The governor-elect also would like to increase the number of students graduating with degrees in high-demand, high-income fields such as science, technology, engineering and math.  Proposals suggested include tying state support and incentives to progress in STEM graduation rates, encouraging more K-12 students to take STEM-related studies, and recruiting and supporting more STEM educators.

More on the McDonnell campaign platform is available at: http://www.bobmcdonnell.com.

New Jersey
Chris Christie, a 47-year-old former federal prosecutor, proposes to rely predominantly on broad tax reductions – from across-the-board cuts to the income tax and corporate business tax rates to eliminating the investment taxes on NJ-based companies. He also would like to consolidate all state economic development activities into a new public-private agency called the New Jersey Partnership for Action “utilizing the resources of the current Economic Development Authority” and chaired by the Lieutenant Governor.

TBED keywords such as innovation, commercialization, research, and entrepreneurship, are not evident in the governor-elect’s campaign issues. Nor are many specific ideas, perhaps reflecting the tight fiscal constraints under which his administration will assume office. The only specific proposal to encourage economic development within the state’s urban areas is a proposal for Garden State Growth Zones, which would serve as “super zones” consolidating all the existing economic zones, incentives and loan/grant programs into one program.

For higher education, Christie plans to have the Executive Director of the New Jersey Commission on Higher Education to serve as his education advisor and to have a seat at all Cabinet meetings. Two college presidents would serve on the New Jersey Partnership for Action. He also would like to establish an outstanding scholars program to keep high-achieving NJ high school graduates in state at public and private institutions of higher education.

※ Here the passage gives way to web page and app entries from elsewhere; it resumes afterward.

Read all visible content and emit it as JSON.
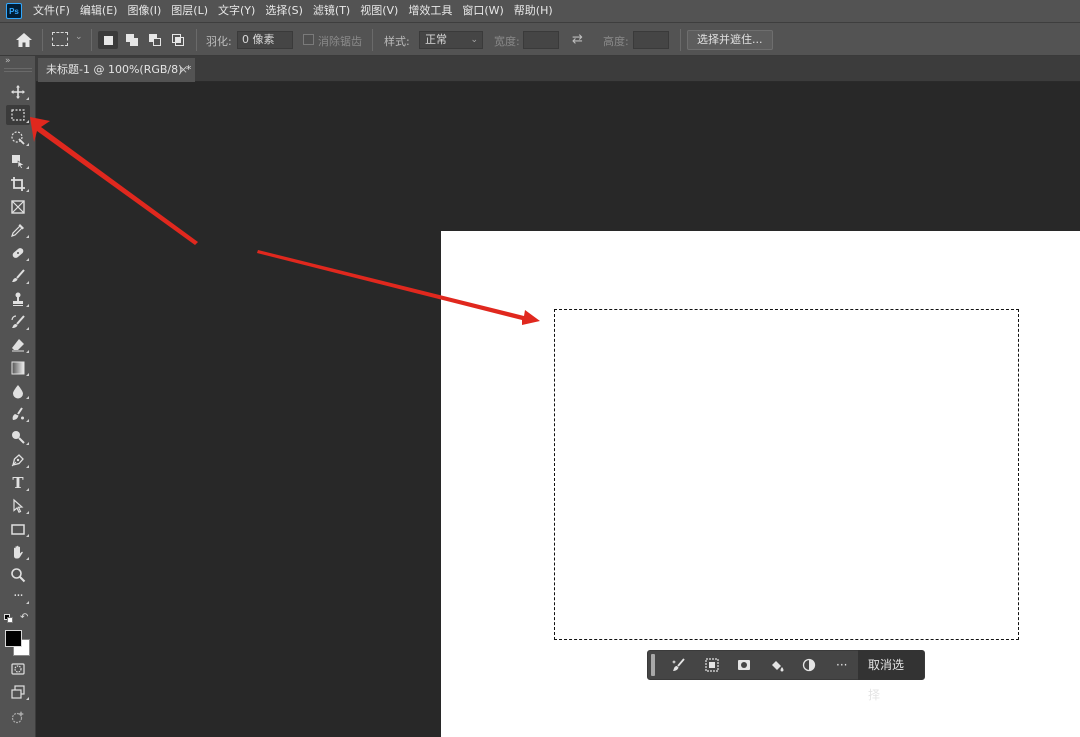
{
  "app": {
    "logo_text": "Ps"
  },
  "menu": [
    "文件(F)",
    "编辑(E)",
    "图像(I)",
    "图层(L)",
    "文字(Y)",
    "选择(S)",
    "滤镜(T)",
    "视图(V)",
    "增效工具",
    "窗口(W)",
    "帮助(H)"
  ],
  "options": {
    "feather_label": "羽化:",
    "feather_value": "0 像素",
    "antialias_label": "消除锯齿",
    "style_label": "样式:",
    "style_value": "正常",
    "width_label": "宽度:",
    "height_label": "高度:",
    "select_mask_button": "选择并遮住..."
  },
  "tab": {
    "title": "未标题-1 @ 100%(RGB/8) *",
    "close": "×"
  },
  "taskbar": {
    "deselect_label": "取消选择",
    "more_label": "···"
  },
  "toolbar": {
    "collapse": "»",
    "text_tool": "T",
    "more_tools": "···"
  },
  "colors": {
    "annotation_arrow": "#e0281e",
    "canvas_bg": "#282828",
    "panel_bg": "#535353",
    "accent": "#31a8ff"
  }
}
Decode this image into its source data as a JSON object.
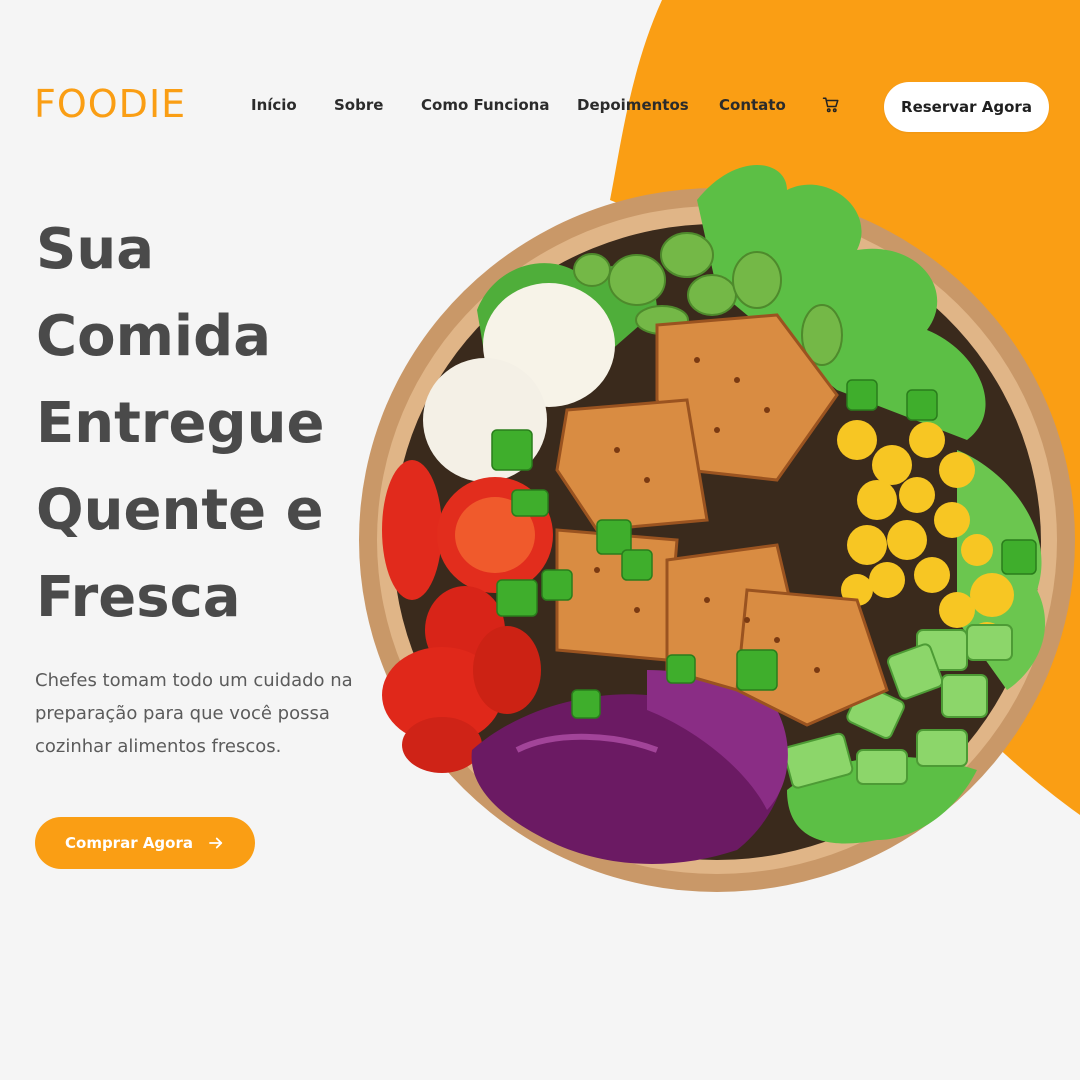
{
  "brand": {
    "logo": "FOODIE",
    "accent_color": "#fa9e14"
  },
  "nav": {
    "items": [
      {
        "label": "Início"
      },
      {
        "label": "Sobre"
      },
      {
        "label": "Como Funciona"
      },
      {
        "label": "Depoimentos"
      },
      {
        "label": "Contato"
      }
    ],
    "cart_icon": "cart-icon",
    "cta_label": "Reservar Agora"
  },
  "hero": {
    "title_lines": [
      "Sua",
      "Comida",
      "Entregue",
      "Quente e",
      "Fresca"
    ],
    "description": "Chefes tomam todo um cuidado na preparação para que você possa cozinhar alimentos frescos.",
    "cta_label": "Comprar Agora",
    "cta_icon": "arrow-right-icon",
    "image_subject": "salad-bowl"
  }
}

More information on the Christie campaign platform is available at: http://christiefornj.com

New Jersey, Virginiastate tbed